EXERCISE DIRECTIONS –
Show every line in the records below that contains the word "rate".

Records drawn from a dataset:
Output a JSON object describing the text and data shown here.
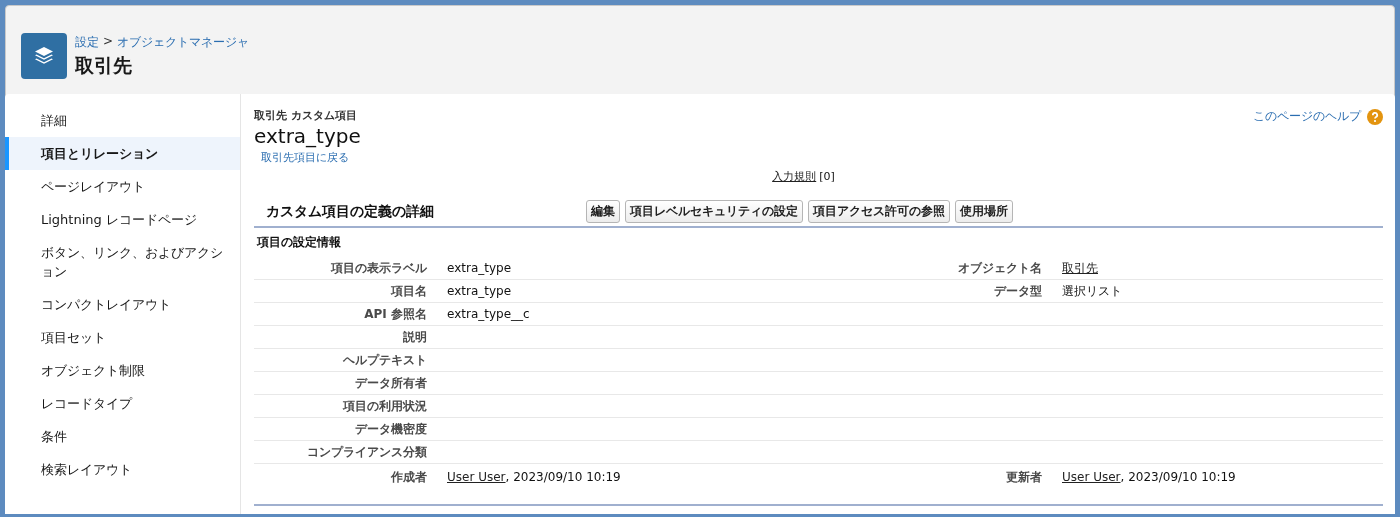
{
  "header": {
    "breadcrumb": [
      {
        "label": "設定"
      },
      {
        "label": "オブジェクトマネージャ"
      }
    ],
    "breadcrumb_separator": ">",
    "title": "取引先"
  },
  "sidebar": {
    "items": [
      {
        "label": "詳細",
        "selected": false
      },
      {
        "label": "項目とリレーション",
        "selected": true
      },
      {
        "label": "ページレイアウト",
        "selected": false
      },
      {
        "label": "Lightning レコードページ",
        "selected": false
      },
      {
        "label": "ボタン、リンク、およびアクション",
        "selected": false
      },
      {
        "label": "コンパクトレイアウト",
        "selected": false
      },
      {
        "label": "項目セット",
        "selected": false
      },
      {
        "label": "オブジェクト制限",
        "selected": false
      },
      {
        "label": "レコードタイプ",
        "selected": false
      },
      {
        "label": "条件",
        "selected": false
      },
      {
        "label": "検索レイアウト",
        "selected": false
      }
    ]
  },
  "content": {
    "subtitle": "取引先 カスタム項目",
    "title": "extra_type",
    "back_link": "取引先項目に戻る",
    "help_link": "このページのヘルプ",
    "related_link": {
      "label": "入力規則",
      "count": "[0]"
    },
    "section": {
      "title": "カスタム項目の定義の詳細",
      "buttons": [
        "編集",
        "項目レベルセキュリティの設定",
        "項目アクセス許可の参照",
        "使用場所"
      ],
      "subsection": "項目の設定情報",
      "rows": [
        {
          "left": {
            "label": "項目の表示ラベル",
            "text": "extra_type"
          },
          "right": {
            "label": "オブジェクト名",
            "link": "取引先"
          }
        },
        {
          "left": {
            "label": "項目名",
            "text": "extra_type"
          },
          "right": {
            "label": "データ型",
            "text": "選択リスト"
          }
        },
        {
          "left": {
            "label": "API 参照名",
            "text": "extra_type__c"
          }
        },
        {
          "left": {
            "label": "説明"
          }
        },
        {
          "left": {
            "label": "ヘルプテキスト"
          }
        },
        {
          "left": {
            "label": "データ所有者"
          }
        },
        {
          "left": {
            "label": "項目の利用状況"
          }
        },
        {
          "left": {
            "label": "データ機密度"
          }
        },
        {
          "left": {
            "label": "コンプライアンス分類"
          }
        },
        {
          "left": {
            "label": "作成者",
            "link": "User User",
            "text": ", 2023/09/10 10:19"
          },
          "right": {
            "label": "更新者",
            "link": "User User",
            "text": ", 2023/09/10 10:19"
          }
        }
      ]
    }
  }
}
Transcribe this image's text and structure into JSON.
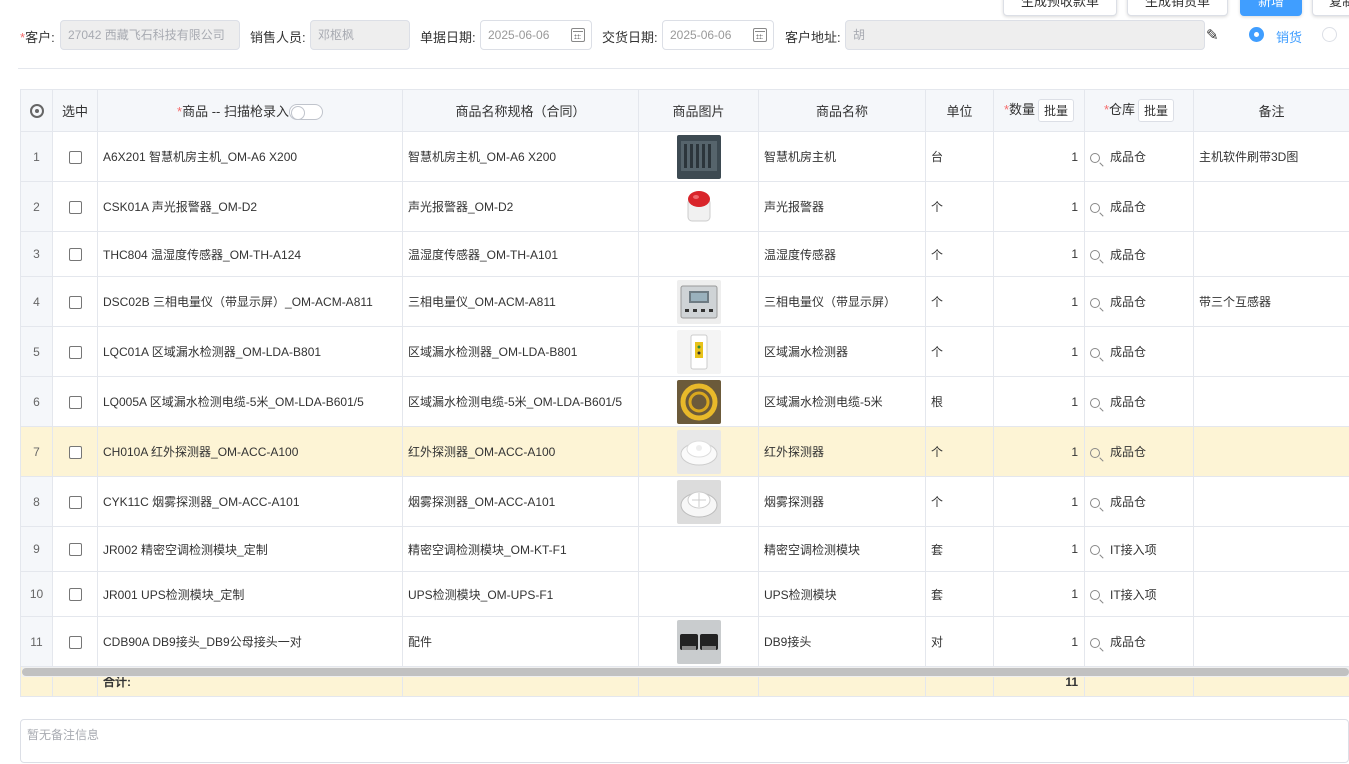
{
  "toolbar": {
    "btn_receipt": "生成预收款单",
    "btn_delivery": "生成销货单",
    "btn_add": "新增",
    "btn_more": "复制"
  },
  "header": {
    "customer_label": "客户:",
    "customer_value": "27042 西藏飞石科技有限公司",
    "salesperson_label": "销售人员:",
    "salesperson_value": "邓枢枫",
    "doc_date_label": "单据日期:",
    "doc_date_value": "2025-06-06",
    "delivery_date_label": "交货日期:",
    "delivery_date_value": "2025-06-06",
    "address_label": "客户地址:",
    "address_value": "胡",
    "radio_sales": "销货"
  },
  "table": {
    "headers": {
      "select": "选中",
      "product": "商品 -- 扫描枪录入",
      "spec": "商品名称规格（合同）",
      "image": "商品图片",
      "name": "商品名称",
      "unit": "单位",
      "qty": "数量",
      "qty_batch": "批量",
      "warehouse": "仓库",
      "wh_batch": "批量",
      "remark": "备注"
    },
    "rows": [
      {
        "idx": "1",
        "product": "A6X201 智慧机房主机_OM-A6 X200",
        "spec": "智慧机房主机_OM-A6 X200",
        "name": "智慧机房主机",
        "unit": "台",
        "qty": "1",
        "warehouse": "成品仓",
        "remark": "主机软件刷带3D图"
      },
      {
        "idx": "2",
        "product": "CSK01A 声光报警器_OM-D2",
        "spec": "声光报警器_OM-D2",
        "name": "声光报警器",
        "unit": "个",
        "qty": "1",
        "warehouse": "成品仓",
        "remark": ""
      },
      {
        "idx": "3",
        "product": "THC804 温湿度传感器_OM-TH-A124",
        "spec": "温湿度传感器_OM-TH-A101",
        "name": "温湿度传感器",
        "unit": "个",
        "qty": "1",
        "warehouse": "成品仓",
        "remark": ""
      },
      {
        "idx": "4",
        "product": "DSC02B 三相电量仪（带显示屏）_OM-ACM-A811",
        "spec": "三相电量仪_OM-ACM-A811",
        "name": "三相电量仪（带显示屏）",
        "unit": "个",
        "qty": "1",
        "warehouse": "成品仓",
        "remark": "带三个互感器"
      },
      {
        "idx": "5",
        "product": "LQC01A 区域漏水检测器_OM-LDA-B801",
        "spec": "区域漏水检测器_OM-LDA-B801",
        "name": "区域漏水检测器",
        "unit": "个",
        "qty": "1",
        "warehouse": "成品仓",
        "remark": ""
      },
      {
        "idx": "6",
        "product": "LQ005A 区域漏水检测电缆-5米_OM-LDA-B601/5",
        "spec": "区域漏水检测电缆-5米_OM-LDA-B601/5",
        "name": "区域漏水检测电缆-5米",
        "unit": "根",
        "qty": "1",
        "warehouse": "成品仓",
        "remark": ""
      },
      {
        "idx": "7",
        "product": "CH010A 红外探测器_OM-ACC-A100",
        "spec": "红外探测器_OM-ACC-A100",
        "name": "红外探测器",
        "unit": "个",
        "qty": "1",
        "warehouse": "成品仓",
        "remark": ""
      },
      {
        "idx": "8",
        "product": "CYK11C 烟雾探测器_OM-ACC-A101",
        "spec": "烟雾探测器_OM-ACC-A101",
        "name": "烟雾探测器",
        "unit": "个",
        "qty": "1",
        "warehouse": "成品仓",
        "remark": ""
      },
      {
        "idx": "9",
        "product": "JR002 精密空调检测模块_定制",
        "spec": "精密空调检测模块_OM-KT-F1",
        "name": "精密空调检测模块",
        "unit": "套",
        "qty": "1",
        "warehouse": "IT接入项",
        "remark": ""
      },
      {
        "idx": "10",
        "product": "JR001 UPS检测模块_定制",
        "spec": "UPS检测模块_OM-UPS-F1",
        "name": "UPS检测模块",
        "unit": "套",
        "qty": "1",
        "warehouse": "IT接入项",
        "remark": ""
      },
      {
        "idx": "11",
        "product": "CDB90A DB9接头_DB9公母接头一对",
        "spec": "配件",
        "name": "DB9接头",
        "unit": "对",
        "qty": "1",
        "warehouse": "成品仓",
        "remark": ""
      }
    ],
    "footer": {
      "label": "合计:",
      "total_qty": "11"
    }
  },
  "remark_placeholder": "暂无备注信息",
  "colors": {
    "primary": "#409eff",
    "highlight_row": "#fdf4d5",
    "required": "#f56c6c"
  }
}
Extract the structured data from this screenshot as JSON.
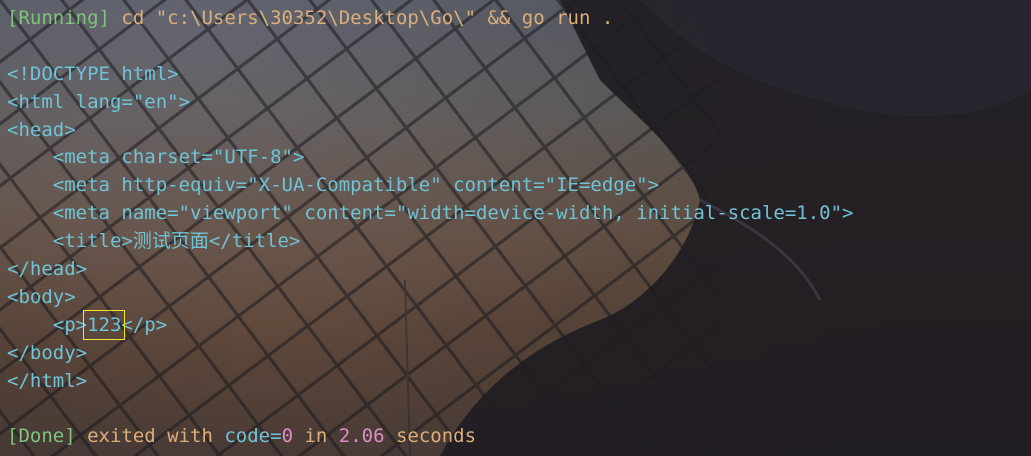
{
  "colors": {
    "status_green": "#7ec47a",
    "command_orange": "#dcae7a",
    "code_cyan": "#6ec3d6",
    "number_pink": "#d98fc4",
    "highlight_yellow": "#f2e62a"
  },
  "terminal": {
    "run_status": "[Running]",
    "run_command": "cd \"c:\\Users\\30352\\Desktop\\Go\\\" && go run .",
    "output_lines": [
      "<!DOCTYPE html>",
      "<html lang=\"en\">",
      "<head>",
      "    <meta charset=\"UTF-8\">",
      "    <meta http-equiv=\"X-UA-Compatible\" content=\"IE=edge\">",
      "    <meta name=\"viewport\" content=\"width=device-width, initial-scale=1.0\">",
      "    <title>测试页面</title>",
      "</head>",
      "<body>"
    ],
    "p_line": {
      "indent": "    ",
      "open_tag": "<p>",
      "content": "123",
      "close_tag": "</p>"
    },
    "closing_lines": [
      "</body>",
      "</html>"
    ],
    "done": {
      "status": "[Done]",
      "text_before": " exited with ",
      "code_label": "code=",
      "code_value": "0",
      "in_word": " in ",
      "duration": "2.06",
      "seconds_word": " seconds"
    }
  }
}
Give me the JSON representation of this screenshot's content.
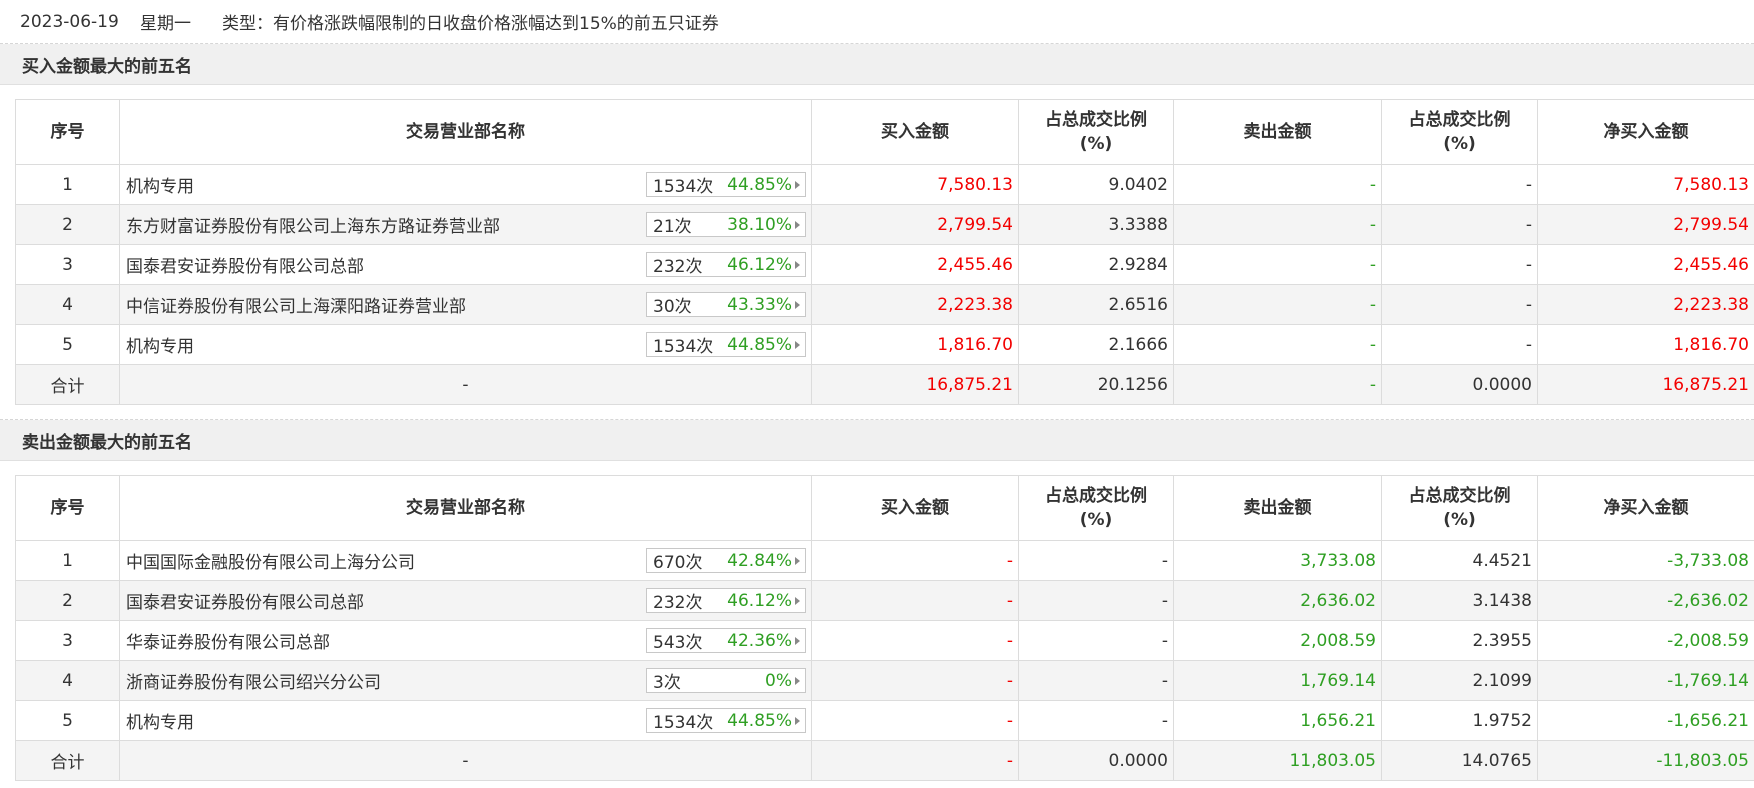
{
  "header": {
    "date": "2023-06-19",
    "weekday": "星期一",
    "type_text": "类型：有价格涨跌幅限制的日收盘价格涨幅达到15%的前五只证券"
  },
  "columns": {
    "seq": "序号",
    "name": "交易营业部名称",
    "buy": "买入金额",
    "buy_ratio_l1": "占总成交比例",
    "buy_ratio_l2": "(%)",
    "sell": "卖出金额",
    "sell_ratio_l1": "占总成交比例",
    "sell_ratio_l2": "(%)",
    "net": "净买入金额"
  },
  "colors": {
    "red": "#f30000",
    "green": "#2f9f23",
    "header_bg": "#f0f0f0"
  },
  "buy_section": {
    "title": "买入金额最大的前五名",
    "rows": [
      {
        "seq": "1",
        "name": "机构专用",
        "count": "1534次",
        "rate": "44.85%",
        "buy": "7,580.13",
        "buy_ratio": "9.0402",
        "sell": "-",
        "sell_ratio": "-",
        "net": "7,580.13"
      },
      {
        "seq": "2",
        "name": "东方财富证券股份有限公司上海东方路证券营业部",
        "count": "21次",
        "rate": "38.10%",
        "buy": "2,799.54",
        "buy_ratio": "3.3388",
        "sell": "-",
        "sell_ratio": "-",
        "net": "2,799.54"
      },
      {
        "seq": "3",
        "name": "国泰君安证券股份有限公司总部",
        "count": "232次",
        "rate": "46.12%",
        "buy": "2,455.46",
        "buy_ratio": "2.9284",
        "sell": "-",
        "sell_ratio": "-",
        "net": "2,455.46"
      },
      {
        "seq": "4",
        "name": "中信证券股份有限公司上海溧阳路证券营业部",
        "count": "30次",
        "rate": "43.33%",
        "buy": "2,223.38",
        "buy_ratio": "2.6516",
        "sell": "-",
        "sell_ratio": "-",
        "net": "2,223.38"
      },
      {
        "seq": "5",
        "name": "机构专用",
        "count": "1534次",
        "rate": "44.85%",
        "buy": "1,816.70",
        "buy_ratio": "2.1666",
        "sell": "-",
        "sell_ratio": "-",
        "net": "1,816.70"
      }
    ],
    "total": {
      "label": "合计",
      "name": "-",
      "buy": "16,875.21",
      "buy_ratio": "20.1256",
      "sell": "-",
      "sell_ratio": "0.0000",
      "net": "16,875.21"
    }
  },
  "sell_section": {
    "title": "卖出金额最大的前五名",
    "rows": [
      {
        "seq": "1",
        "name": "中国国际金融股份有限公司上海分公司",
        "count": "670次",
        "rate": "42.84%",
        "buy": "-",
        "buy_ratio": "-",
        "sell": "3,733.08",
        "sell_ratio": "4.4521",
        "net": "-3,733.08"
      },
      {
        "seq": "2",
        "name": "国泰君安证券股份有限公司总部",
        "count": "232次",
        "rate": "46.12%",
        "buy": "-",
        "buy_ratio": "-",
        "sell": "2,636.02",
        "sell_ratio": "3.1438",
        "net": "-2,636.02"
      },
      {
        "seq": "3",
        "name": "华泰证券股份有限公司总部",
        "count": "543次",
        "rate": "42.36%",
        "buy": "-",
        "buy_ratio": "-",
        "sell": "2,008.59",
        "sell_ratio": "2.3955",
        "net": "-2,008.59"
      },
      {
        "seq": "4",
        "name": "浙商证券股份有限公司绍兴分公司",
        "count": "3次",
        "rate": "0%",
        "buy": "-",
        "buy_ratio": "-",
        "sell": "1,769.14",
        "sell_ratio": "2.1099",
        "net": "-1,769.14"
      },
      {
        "seq": "5",
        "name": "机构专用",
        "count": "1534次",
        "rate": "44.85%",
        "buy": "-",
        "buy_ratio": "-",
        "sell": "1,656.21",
        "sell_ratio": "1.9752",
        "net": "-1,656.21"
      }
    ],
    "total": {
      "label": "合计",
      "name": "-",
      "buy": "-",
      "buy_ratio": "0.0000",
      "sell": "11,803.05",
      "sell_ratio": "14.0765",
      "net": "-11,803.05"
    }
  }
}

TASK ANSWER –
        "rate": "44.85%",
        "rate": "38.10%",
        "rate": "46.12%",
        "rate": "43.33%",
        "rate": "44.85%",
        "rate": "42.84%",
        "rate": "46.12%",
        "rate": "42.36%",
        "rate": "0%",
        "rate": "44.85%",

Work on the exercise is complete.